|WO2015184718A1 *||Oct 11, 2014||Dec 10, 2015||洪磊||Wear-resistant anti-impact spherical compensator|
|U.S. Classification||285/55, 285/146.1, 285/367, 285/271, 285/261|
|International Classification||F16L27/113, F16L27/073|
|Cooperative Classification||F16L27/113, F16L27/073|
|European Classification||F16L27/113, F16L27/073|
|Apr 26, 1983||AS||Assignment|
Owner name: PRESSURE SCIENCE INCORPORATED, 11642 OLD BALTIMORE
Free format text: ASSIGNMENT OF ASSIGNORS INTEREST.;ASSIGNOR:HALLING, HORACE P.;REEL/FRAME:004123/0161
Effective date: 19830418
|Jul 28, 1987||AS||Assignment|
Owner name: EG&G PRESSURE SCIENCE, INC.
Free format text: CHANGE OF NAME;ASSIGNOR:PRESSURE SCIENCE INCORPORATED;REEL/FRAME:004762/0085
Effective date: 19870323
|Nov 29, 1988||FPAY||Fee payment|
Year of fee payment: 4
|Jan 11, 1993||FPAY||Fee payment|
Year of fee payment: 8
|Feb 4, 1997||FPAY||Fee payment|
Year of fee payment: 12
|Apr 23, 2001||AS||Assignment|
Owner name: PERKINELMER, INC., MASSACHUSETTS
Free format text: CHANGE OF NAME;ASSIGNOR:EG & G, INC.;REEL/FRAME:011700/0184
Effective date: 19991025
Owner name: EG&G, INC., MASSACHUSETTS
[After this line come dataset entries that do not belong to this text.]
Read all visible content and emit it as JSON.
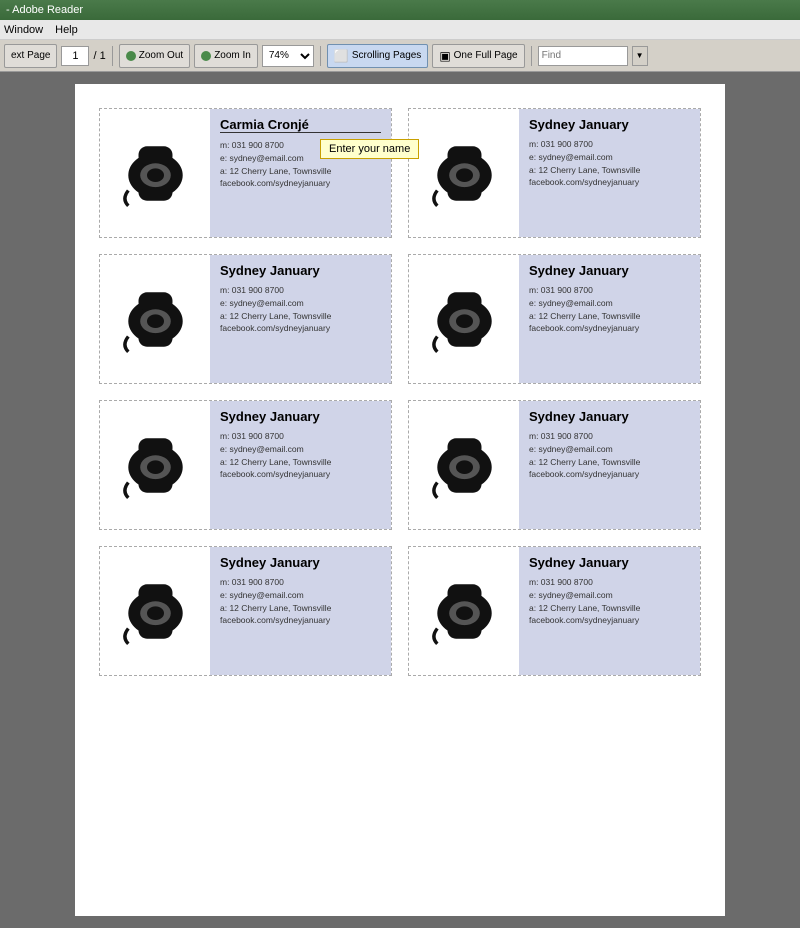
{
  "titleBar": {
    "text": "- Adobe Reader"
  },
  "menuBar": {
    "items": [
      "Window",
      "Help"
    ]
  },
  "toolbar": {
    "prevBtn": "ext Page",
    "pageInput": "1",
    "pageTotal": "/ 1",
    "zoomOut": "Zoom Out",
    "zoomIn": "Zoom In",
    "zoomLevel": "74%",
    "scrollingPages": "Scrolling Pages",
    "oneFullPage": "One Full Page",
    "findPlaceholder": "Find"
  },
  "cards": [
    {
      "id": "card-1",
      "name": "Carmia Cronjé",
      "isInput": true,
      "showTooltip": true,
      "tooltipText": "Enter your name",
      "phone": "031 900 8700",
      "email": "sydney@email.com",
      "address": "12 Cherry Lane, Townsville",
      "facebook": "facebook.com/sydneyjanuary"
    },
    {
      "id": "card-2",
      "name": "Sydney January",
      "isInput": false,
      "showTooltip": false,
      "phone": "031 900 8700",
      "email": "sydney@email.com",
      "address": "12 Cherry Lane, Townsville",
      "facebook": "facebook.com/sydneyjanuary"
    },
    {
      "id": "card-3",
      "name": "Sydney January",
      "isInput": false,
      "showTooltip": false,
      "phone": "031 900 8700",
      "email": "sydney@email.com",
      "address": "12 Cherry Lane, Townsville",
      "facebook": "facebook.com/sydneyjanuary"
    },
    {
      "id": "card-4",
      "name": "Sydney January",
      "isInput": false,
      "showTooltip": false,
      "phone": "031 900 8700",
      "email": "sydney@email.com",
      "address": "12 Cherry Lane, Townsville",
      "facebook": "facebook.com/sydneyjanuary"
    },
    {
      "id": "card-5",
      "name": "Sydney January",
      "isInput": false,
      "showTooltip": false,
      "phone": "031 900 8700",
      "email": "sydney@email.com",
      "address": "12 Cherry Lane, Townsville",
      "facebook": "facebook.com/sydneyjanuary"
    },
    {
      "id": "card-6",
      "name": "Sydney January",
      "isInput": false,
      "showTooltip": false,
      "phone": "031 900 8700",
      "email": "sydney@email.com",
      "address": "12 Cherry Lane, Townsville",
      "facebook": "facebook.com/sydneyjanuary"
    },
    {
      "id": "card-7",
      "name": "Sydney January",
      "isInput": false,
      "showTooltip": false,
      "phone": "031 900 8700",
      "email": "sydney@email.com",
      "address": "12 Cherry Lane, Townsville",
      "facebook": "facebook.com/sydneyjanuary"
    },
    {
      "id": "card-8",
      "name": "Sydney January",
      "isInput": false,
      "showTooltip": false,
      "phone": "031 900 8700",
      "email": "sydney@email.com",
      "address": "12 Cherry Lane, Townsville",
      "facebook": "facebook.com/sydneyjanuary"
    }
  ],
  "labels": {
    "phone_prefix": "m:",
    "email_prefix": "e:",
    "address_prefix": "a:",
    "facebook_prefix": ""
  }
}
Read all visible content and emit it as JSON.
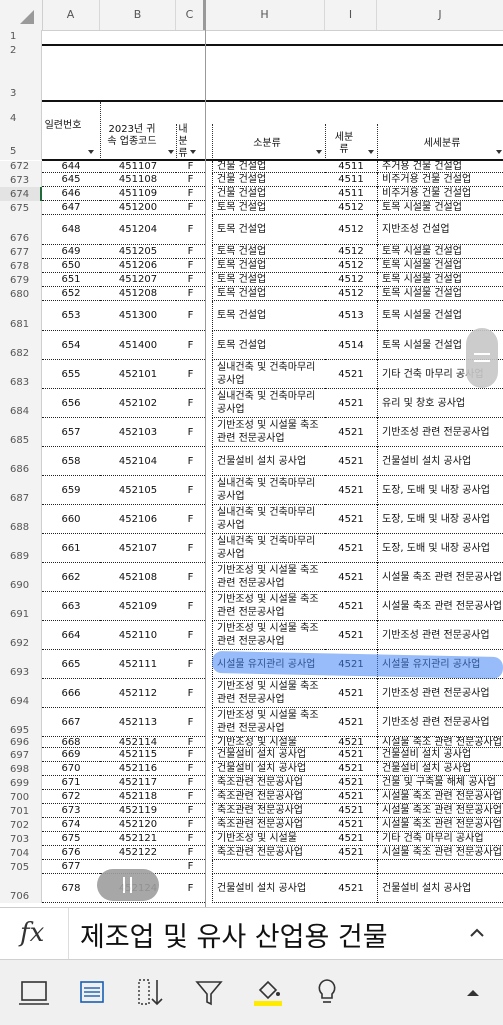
{
  "columns": [
    "A",
    "B",
    "C",
    "H",
    "I",
    "J"
  ],
  "top_rows": [
    "1",
    "2",
    "3",
    "4",
    "5"
  ],
  "header": {
    "col_a": "일련번호",
    "col_b": "2023년 귀속 업종코드",
    "col_c": "내분류",
    "col_h": "소분류",
    "col_i": "세분류",
    "col_j": "세세분류"
  },
  "rows": [
    {
      "r": "672",
      "a": "644",
      "b": "451107",
      "c": "F",
      "h": "건물 건설업",
      "i": "4511",
      "j": "주거용 건물 건설업"
    },
    {
      "r": "673",
      "a": "645",
      "b": "451108",
      "c": "F",
      "h": "건물 건설업",
      "i": "4511",
      "j": "비주거용 건물 건설업"
    },
    {
      "r": "674",
      "a": "646",
      "b": "451109",
      "c": "F",
      "h": "건물 건설업",
      "i": "4511",
      "j": "비주거용 건물 건설업"
    },
    {
      "r": "675",
      "a": "647",
      "b": "451200",
      "c": "F",
      "h": "토목 건설업",
      "i": "4512",
      "j": "토목 시설물 건설업"
    },
    {
      "r": "676",
      "a": "648",
      "b": "451204",
      "c": "F",
      "h": "토목 건설업",
      "i": "4512",
      "j": "지반조성 건설업"
    },
    {
      "r": "677",
      "a": "649",
      "b": "451205",
      "c": "F",
      "h": "토목 건설업",
      "i": "4512",
      "j": "토목 시설물 건설업"
    },
    {
      "r": "678",
      "a": "650",
      "b": "451206",
      "c": "F",
      "h": "토목 건설업",
      "i": "4512",
      "j": "토목 시설물 건설업"
    },
    {
      "r": "679",
      "a": "651",
      "b": "451207",
      "c": "F",
      "h": "토목 건설업",
      "i": "4512",
      "j": "토목 시설물 건설업"
    },
    {
      "r": "680",
      "a": "652",
      "b": "451208",
      "c": "F",
      "h": "토목 건설업",
      "i": "4512",
      "j": "토목 시설물 건설업"
    },
    {
      "r": "681",
      "a": "653",
      "b": "451300",
      "c": "F",
      "h": "토목 건설업",
      "i": "4513",
      "j": "토목 시설물 건설업"
    },
    {
      "r": "682",
      "a": "654",
      "b": "451400",
      "c": "F",
      "h": "토목 건설업",
      "i": "4514",
      "j": "토목 시설물 건설업"
    },
    {
      "r": "683",
      "a": "655",
      "b": "452101",
      "c": "F",
      "h": "실내건축 및 건축마무리 공사업",
      "i": "4521",
      "j": "기타 건축 마무리 공사업"
    },
    {
      "r": "684",
      "a": "656",
      "b": "452102",
      "c": "F",
      "h": "실내건축 및 건축마무리 공사업",
      "i": "4521",
      "j": "유리 및 창호 공사업"
    },
    {
      "r": "685",
      "a": "657",
      "b": "452103",
      "c": "F",
      "h": "기반조성 및 시설물 축조관련 전문공사업",
      "i": "4521",
      "j": "기반조성 관련 전문공사업"
    },
    {
      "r": "686",
      "a": "658",
      "b": "452104",
      "c": "F",
      "h": "건물설비 설치 공사업",
      "i": "4521",
      "j": "건물설비 설치 공사업"
    },
    {
      "r": "687",
      "a": "659",
      "b": "452105",
      "c": "F",
      "h": "실내건축 및 건축마무리 공사업",
      "i": "4521",
      "j": "도장, 도배 및 내장 공사업"
    },
    {
      "r": "688",
      "a": "660",
      "b": "452106",
      "c": "F",
      "h": "실내건축 및 건축마무리 공사업",
      "i": "4521",
      "j": "도장, 도배 및 내장 공사업"
    },
    {
      "r": "689",
      "a": "661",
      "b": "452107",
      "c": "F",
      "h": "실내건축 및 건축마무리 공사업",
      "i": "4521",
      "j": "도장, 도배 및 내장 공사업"
    },
    {
      "r": "690",
      "a": "662",
      "b": "452108",
      "c": "F",
      "h": "기반조성 및 시설물 축조관련 전문공사업",
      "i": "4521",
      "j": "시설물 축조 관련 전문공사업"
    },
    {
      "r": "691",
      "a": "663",
      "b": "452109",
      "c": "F",
      "h": "기반조성 및 시설물 축조관련 전문공사업",
      "i": "4521",
      "j": "시설물 축조 관련 전문공사업"
    },
    {
      "r": "692",
      "a": "664",
      "b": "452110",
      "c": "F",
      "h": "기반조성 및 시설물 축조관련 전문공사업",
      "i": "4521",
      "j": "기반조성 관련 전문공사업"
    },
    {
      "r": "693",
      "a": "665",
      "b": "452111",
      "c": "F",
      "h": "시설물 유지관리 공사업",
      "i": "4521",
      "j": "시설물 유지관리 공사업"
    },
    {
      "r": "694",
      "a": "666",
      "b": "452112",
      "c": "F",
      "h": "기반조성 및 시설물 축조관련 전문공사업",
      "i": "4521",
      "j": "기반조성 관련 전문공사업"
    },
    {
      "r": "695",
      "a": "667",
      "b": "452113",
      "c": "F",
      "h": "기반조성 및 시설물 축조관련 전문공사업",
      "i": "4521",
      "j": "기반조성 관련 전문공사업"
    },
    {
      "r": "696",
      "a": "668",
      "b": "452114",
      "c": "F",
      "h": "기반조성 및 시설물",
      "i": "4521",
      "j": "시설물 축조 관련 전문공사업"
    },
    {
      "r": "697",
      "a": "669",
      "b": "452115",
      "c": "F",
      "h": "건물설비 설치 공사업",
      "i": "4521",
      "j": "건물설비 설치 공사업"
    },
    {
      "r": "698",
      "a": "670",
      "b": "452116",
      "c": "F",
      "h": "건물설비 설치 공사업",
      "i": "4521",
      "j": "건물설비 설치 공사업"
    },
    {
      "r": "699",
      "a": "671",
      "b": "452117",
      "c": "F",
      "h": "축조관련 전문공사업",
      "i": "4521",
      "j": "건물 및 구축물 해체 공사업"
    },
    {
      "r": "700",
      "a": "672",
      "b": "452118",
      "c": "F",
      "h": "축조관련 전문공사업",
      "i": "4521",
      "j": "시설물 축조 관련 전문공사업"
    },
    {
      "r": "701",
      "a": "673",
      "b": "452119",
      "c": "F",
      "h": "축조관련 전문공사업",
      "i": "4521",
      "j": "시설물 축조 관련 전문공사업"
    },
    {
      "r": "702",
      "a": "674",
      "b": "452120",
      "c": "F",
      "h": "축조관련 전문공사업",
      "i": "4521",
      "j": "시설물 축조 관련 전문공사업"
    },
    {
      "r": "703",
      "a": "675",
      "b": "452121",
      "c": "F",
      "h": "기반조성 및 시설물",
      "i": "4521",
      "j": "기타 건축 마무리 공사업"
    },
    {
      "r": "704",
      "a": "676",
      "b": "452122",
      "c": "F",
      "h": "축조관련 전문공사업",
      "i": "4521",
      "j": "시설물 축조 관련 전문공사업"
    },
    {
      "r": "705",
      "a": "677",
      "b": "",
      "c": "F",
      "h": "",
      "i": "",
      "j": ""
    },
    {
      "r": "706",
      "a": "678",
      "b": "452124",
      "c": "F",
      "h": "건물설비 설치 공사업",
      "i": "4521",
      "j": "건물설비 설치 공사업"
    }
  ],
  "formula_bar": {
    "fx_label": "fx",
    "content": "제조업 및 유사 산업용 건물",
    "expand_icon": "chevron-up-icon"
  },
  "toolbar": {
    "icons": [
      "sheet-view-icon",
      "card-view-icon",
      "sort-icon",
      "filter-icon",
      "fill-color-icon",
      "idea-icon"
    ],
    "fill_color": "#ffeb00",
    "more_icon": "caret-up-icon"
  },
  "selection_row": "674",
  "highlight_cell": "693"
}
Free format text: MERGER;ASSIGNOR:EG&G PRESSURE SCIENCE, INC.;REEL/FRAME:011700/0617
Effective date: 19980927